As Jesus prayed, Peter learned first hand just how difficult is attentiveness. When Peter exhorts the Church to be sober — to be wide awake and alert — he is speaking out of disappointing, personal experience. It took Peter his whole life with Jesus to learn the importance of attentiveness. This was not the last time Peter fell asleep. As Jesus prayed in Gethsemane, his disciples fell asleep and when the Romans arrested him, Peter and the other disciples ran away. But now I’m getting distracted — here at the end of their hike with Jesus, Peter, James and John just couldn’t keep their eyes opened. But Peter, James and John woke up. And when they woke up everything was different. The Bible says:
And as he prayed, the fashion of his countenance was altered, and his raiment was white and glistering. And, behold, there talked with him two men, which were Moses and Elias: who appeared in glory, and spake of his decease which he should accomplish at Jerusalem.
Now for the first time they saw our Lord’s divinity flash so brightly that day was turned to night. Eight days before, Peter declared his faith in Jesus’ divinity: “You are the Christ, the Son of the Living God,” but now he sees it with his own wide-awake eyes. His face shone like the sun, too bright to look upon. Even his clothing suddenly became the brightest light they had ever seen. Glistering is the translation of the Greek word: a word used only once in the New Testament means “to emit flashes of light, to shine or glister as lightening.” Christ is the uncreated light of the Father, he is not reflecting light, he is Light. The Shenikah Glory of God made flesh. Now his closest disciples look upon the Glorious God come down from Heaven.
Now this is what I want to say — we have been born again and this radicalized state of being of the baptized is to have God the Father as our Father and to have Jesus the Messiah as our sibling. When we are baptize into Jesus we are baptized into his humanity and we are baptized into his glistering divinity as well:
He (God) has granted to us his precious and very great promises, so that through them you may become partakers of the divine nature… II Peter 1:4

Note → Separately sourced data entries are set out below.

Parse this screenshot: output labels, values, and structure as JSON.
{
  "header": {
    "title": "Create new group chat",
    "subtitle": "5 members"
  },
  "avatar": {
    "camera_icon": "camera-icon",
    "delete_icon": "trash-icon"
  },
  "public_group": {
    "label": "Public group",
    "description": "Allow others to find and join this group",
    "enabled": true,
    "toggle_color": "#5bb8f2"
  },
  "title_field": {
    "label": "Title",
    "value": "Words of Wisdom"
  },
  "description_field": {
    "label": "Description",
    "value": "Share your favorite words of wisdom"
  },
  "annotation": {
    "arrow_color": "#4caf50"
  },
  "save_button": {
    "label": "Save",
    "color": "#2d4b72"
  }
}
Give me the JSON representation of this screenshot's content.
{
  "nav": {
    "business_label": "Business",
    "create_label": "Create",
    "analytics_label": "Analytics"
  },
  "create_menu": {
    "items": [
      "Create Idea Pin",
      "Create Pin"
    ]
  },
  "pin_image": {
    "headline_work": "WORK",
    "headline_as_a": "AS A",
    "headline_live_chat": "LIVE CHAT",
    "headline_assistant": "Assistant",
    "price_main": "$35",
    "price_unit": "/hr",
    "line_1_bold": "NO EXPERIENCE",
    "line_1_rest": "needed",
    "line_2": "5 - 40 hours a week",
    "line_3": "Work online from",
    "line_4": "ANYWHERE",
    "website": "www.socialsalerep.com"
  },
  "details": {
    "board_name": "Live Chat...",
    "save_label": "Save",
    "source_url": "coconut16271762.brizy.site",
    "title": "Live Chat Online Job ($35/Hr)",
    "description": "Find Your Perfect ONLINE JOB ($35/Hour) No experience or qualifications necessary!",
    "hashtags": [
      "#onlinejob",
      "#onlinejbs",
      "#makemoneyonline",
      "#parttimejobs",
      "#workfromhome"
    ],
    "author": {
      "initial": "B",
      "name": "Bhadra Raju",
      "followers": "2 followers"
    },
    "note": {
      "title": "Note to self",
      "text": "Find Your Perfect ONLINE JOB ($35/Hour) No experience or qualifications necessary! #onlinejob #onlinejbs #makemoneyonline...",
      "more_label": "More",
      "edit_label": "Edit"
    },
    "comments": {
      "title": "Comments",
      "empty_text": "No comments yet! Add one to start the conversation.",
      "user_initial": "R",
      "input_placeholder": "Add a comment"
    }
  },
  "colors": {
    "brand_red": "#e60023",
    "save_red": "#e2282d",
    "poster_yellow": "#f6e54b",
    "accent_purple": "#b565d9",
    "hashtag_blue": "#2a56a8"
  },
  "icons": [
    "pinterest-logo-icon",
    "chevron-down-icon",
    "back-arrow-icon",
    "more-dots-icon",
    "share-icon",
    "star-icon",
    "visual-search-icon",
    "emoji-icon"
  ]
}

This is all about our participation in the life of God, or as Peter put it our partaking of the divine nature and that brings us to the understanding of what grace is. As I have said when I was growing up we were taught that grace is unmerited favor; the free and undeserved help that God gave us in order that we might respond to his call be to his children. Though that is partially correct, I want you to understand that grace that is not so utilitarian, but rather, that is grace is a state of being: Grace is participation in the life of God. To be in a state of grace is to be participating in the life of the God who is God which is equivalent to participating in eternal life. And the way that happens is receiving the good and perfects gifts that come down from the Father of Lights. By virtue of our incorporation into the human nature of Christ we also participate, share in, commune with the divine nature of the God who is God. And thus we constitute a renewed, recreated humanity. And because of that we may and must live transfigured lives that communicate the holiness, wonder, love, and free, ungrudging generosity of God the Blessed Trinity to this beautiful but broken world we live in.